§ Source information:
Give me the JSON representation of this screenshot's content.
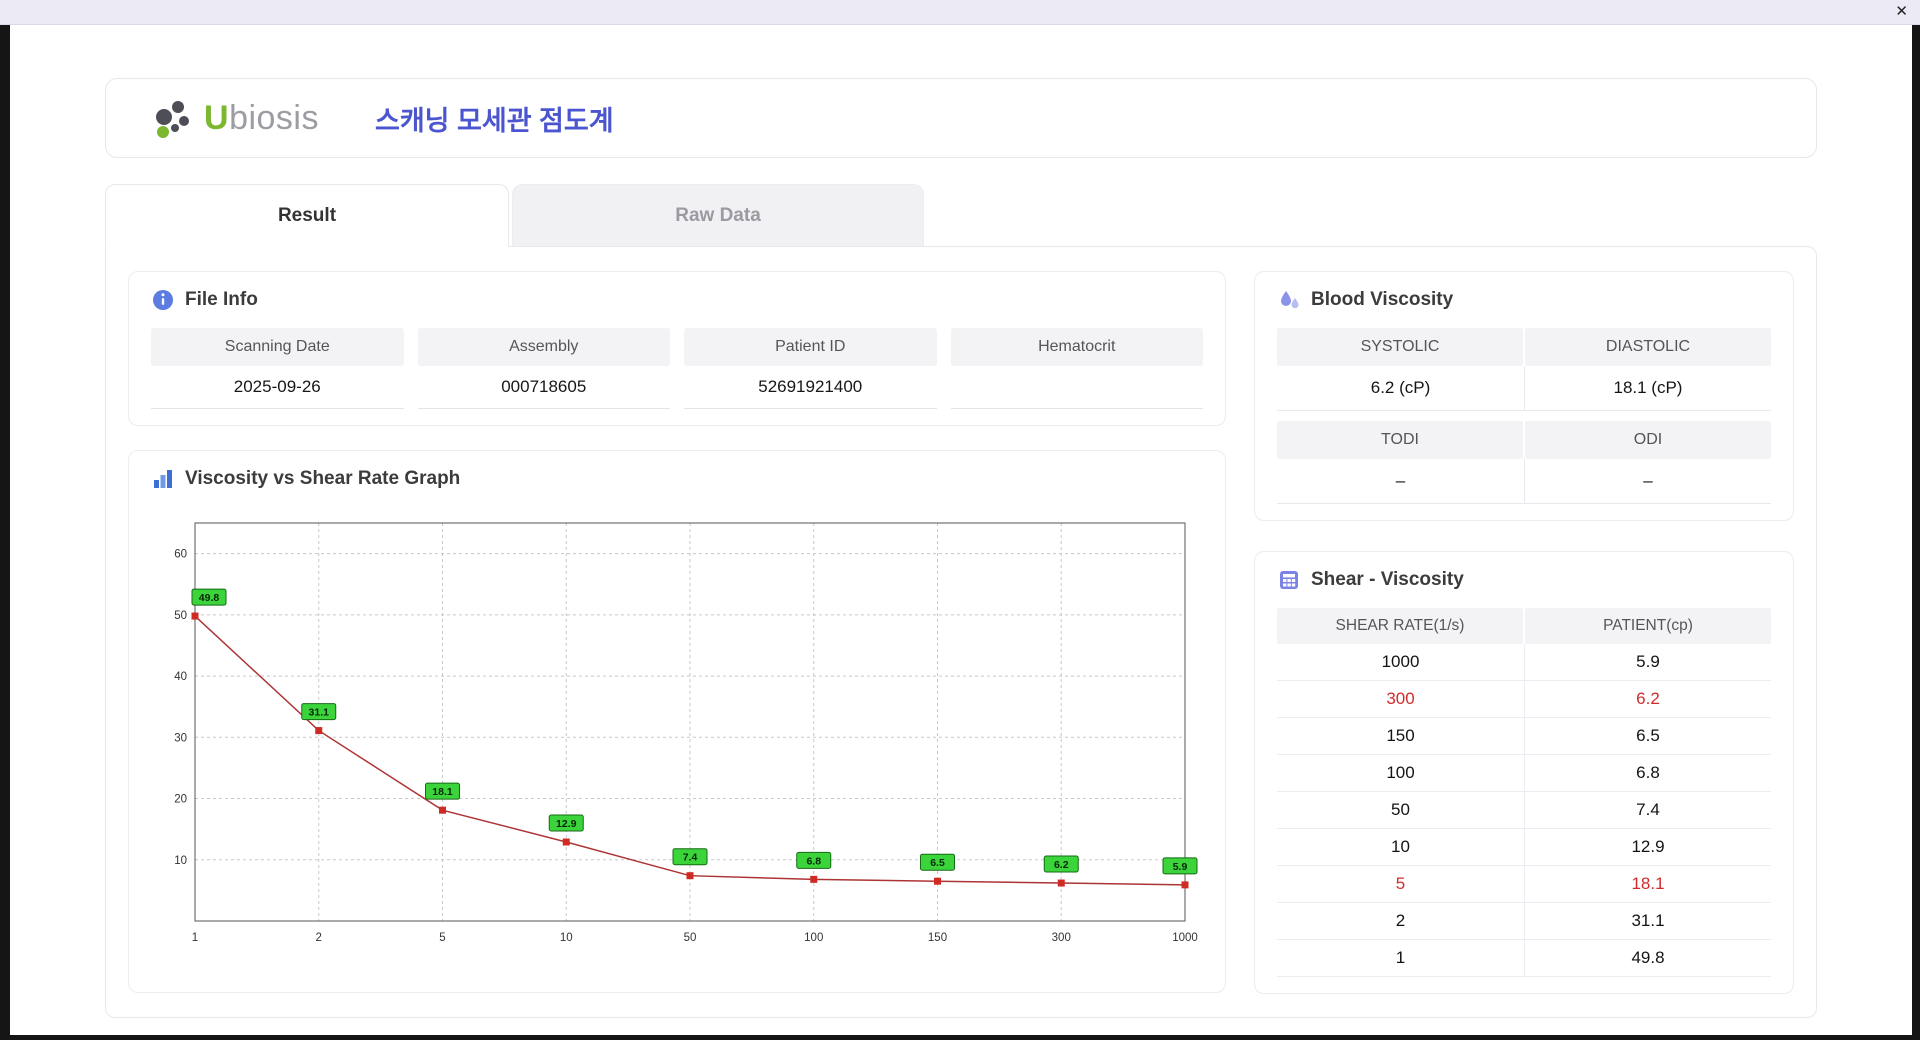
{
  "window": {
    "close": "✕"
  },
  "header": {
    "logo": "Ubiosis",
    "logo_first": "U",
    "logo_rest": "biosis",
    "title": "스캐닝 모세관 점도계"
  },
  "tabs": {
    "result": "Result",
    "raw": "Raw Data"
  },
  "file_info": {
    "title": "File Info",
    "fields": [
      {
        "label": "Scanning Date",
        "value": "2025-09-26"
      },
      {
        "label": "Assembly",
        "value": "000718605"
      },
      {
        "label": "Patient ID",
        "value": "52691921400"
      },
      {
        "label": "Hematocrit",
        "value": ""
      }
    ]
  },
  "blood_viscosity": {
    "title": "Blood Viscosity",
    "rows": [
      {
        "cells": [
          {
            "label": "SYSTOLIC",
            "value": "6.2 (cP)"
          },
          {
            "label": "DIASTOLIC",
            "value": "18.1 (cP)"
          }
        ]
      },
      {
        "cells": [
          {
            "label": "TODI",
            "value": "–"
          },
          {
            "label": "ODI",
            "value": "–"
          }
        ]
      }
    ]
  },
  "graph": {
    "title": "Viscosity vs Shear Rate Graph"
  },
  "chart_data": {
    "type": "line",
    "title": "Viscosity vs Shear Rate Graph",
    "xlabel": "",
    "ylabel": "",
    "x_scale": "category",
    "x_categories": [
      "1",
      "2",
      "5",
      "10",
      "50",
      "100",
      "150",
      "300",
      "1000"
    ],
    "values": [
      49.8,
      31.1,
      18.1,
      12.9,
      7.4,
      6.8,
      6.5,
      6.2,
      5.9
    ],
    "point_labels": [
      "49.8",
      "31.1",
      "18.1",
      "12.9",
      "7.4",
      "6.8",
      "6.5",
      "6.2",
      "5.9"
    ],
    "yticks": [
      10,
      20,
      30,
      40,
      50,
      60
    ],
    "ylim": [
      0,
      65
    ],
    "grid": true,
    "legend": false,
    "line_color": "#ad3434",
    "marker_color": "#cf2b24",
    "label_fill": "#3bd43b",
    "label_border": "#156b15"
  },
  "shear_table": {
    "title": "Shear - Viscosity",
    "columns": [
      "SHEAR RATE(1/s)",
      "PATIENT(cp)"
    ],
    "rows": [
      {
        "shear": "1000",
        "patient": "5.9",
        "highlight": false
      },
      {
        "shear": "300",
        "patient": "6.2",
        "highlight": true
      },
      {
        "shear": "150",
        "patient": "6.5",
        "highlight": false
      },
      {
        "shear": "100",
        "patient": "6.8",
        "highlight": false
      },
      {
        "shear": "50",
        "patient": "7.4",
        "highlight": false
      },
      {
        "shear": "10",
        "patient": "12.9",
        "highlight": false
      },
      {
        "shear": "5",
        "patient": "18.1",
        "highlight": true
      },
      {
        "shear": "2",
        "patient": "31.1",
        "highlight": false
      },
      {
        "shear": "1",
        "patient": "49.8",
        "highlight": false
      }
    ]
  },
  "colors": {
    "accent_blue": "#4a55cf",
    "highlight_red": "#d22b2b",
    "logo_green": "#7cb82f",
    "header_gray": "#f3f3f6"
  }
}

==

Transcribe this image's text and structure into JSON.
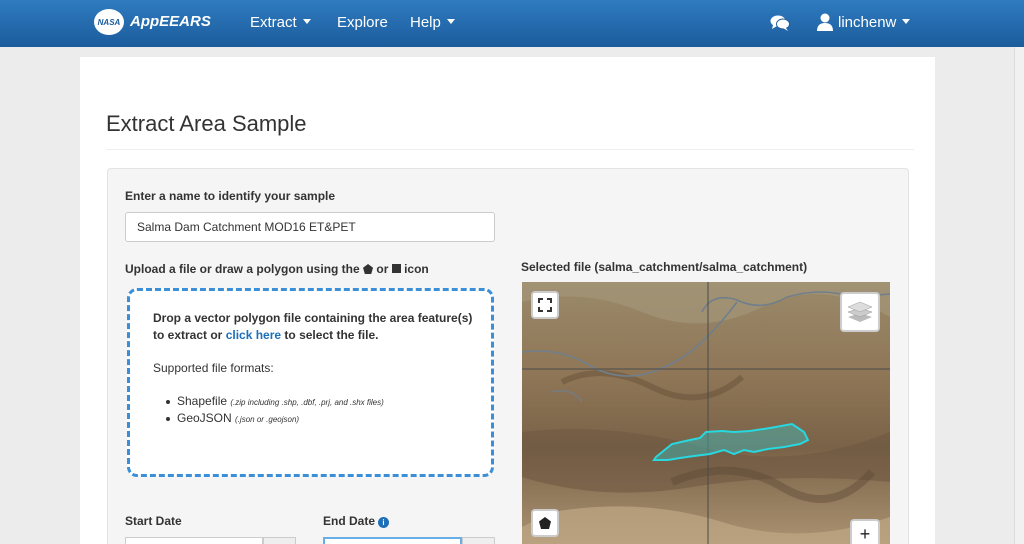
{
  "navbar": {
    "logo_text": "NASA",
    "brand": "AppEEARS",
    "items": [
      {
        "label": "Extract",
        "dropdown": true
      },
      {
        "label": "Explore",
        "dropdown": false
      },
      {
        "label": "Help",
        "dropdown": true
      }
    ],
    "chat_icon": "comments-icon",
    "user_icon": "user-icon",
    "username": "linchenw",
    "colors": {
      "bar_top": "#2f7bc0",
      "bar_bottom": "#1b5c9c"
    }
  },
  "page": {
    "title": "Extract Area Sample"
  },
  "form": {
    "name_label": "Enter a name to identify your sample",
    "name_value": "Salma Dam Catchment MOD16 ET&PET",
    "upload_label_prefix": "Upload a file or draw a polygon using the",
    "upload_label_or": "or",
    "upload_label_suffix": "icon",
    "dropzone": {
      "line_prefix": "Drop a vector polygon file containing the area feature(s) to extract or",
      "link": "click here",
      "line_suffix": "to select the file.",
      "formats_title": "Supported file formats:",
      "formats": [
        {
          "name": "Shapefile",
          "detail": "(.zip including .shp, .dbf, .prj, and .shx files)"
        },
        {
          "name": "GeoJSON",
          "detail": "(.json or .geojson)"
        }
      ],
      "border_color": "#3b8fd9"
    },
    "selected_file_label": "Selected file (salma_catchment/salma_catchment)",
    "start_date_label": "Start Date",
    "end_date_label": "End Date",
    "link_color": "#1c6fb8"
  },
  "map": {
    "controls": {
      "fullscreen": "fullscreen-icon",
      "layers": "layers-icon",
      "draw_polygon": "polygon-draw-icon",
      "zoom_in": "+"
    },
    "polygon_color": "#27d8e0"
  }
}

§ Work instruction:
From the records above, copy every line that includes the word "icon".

§ Output for this task:
    "chat_icon": "comments-icon",
    "user_icon": "user-icon",
    "upload_label_suffix": "icon",
      "fullscreen": "fullscreen-icon",
      "layers": "layers-icon",
      "draw_polygon": "polygon-draw-icon",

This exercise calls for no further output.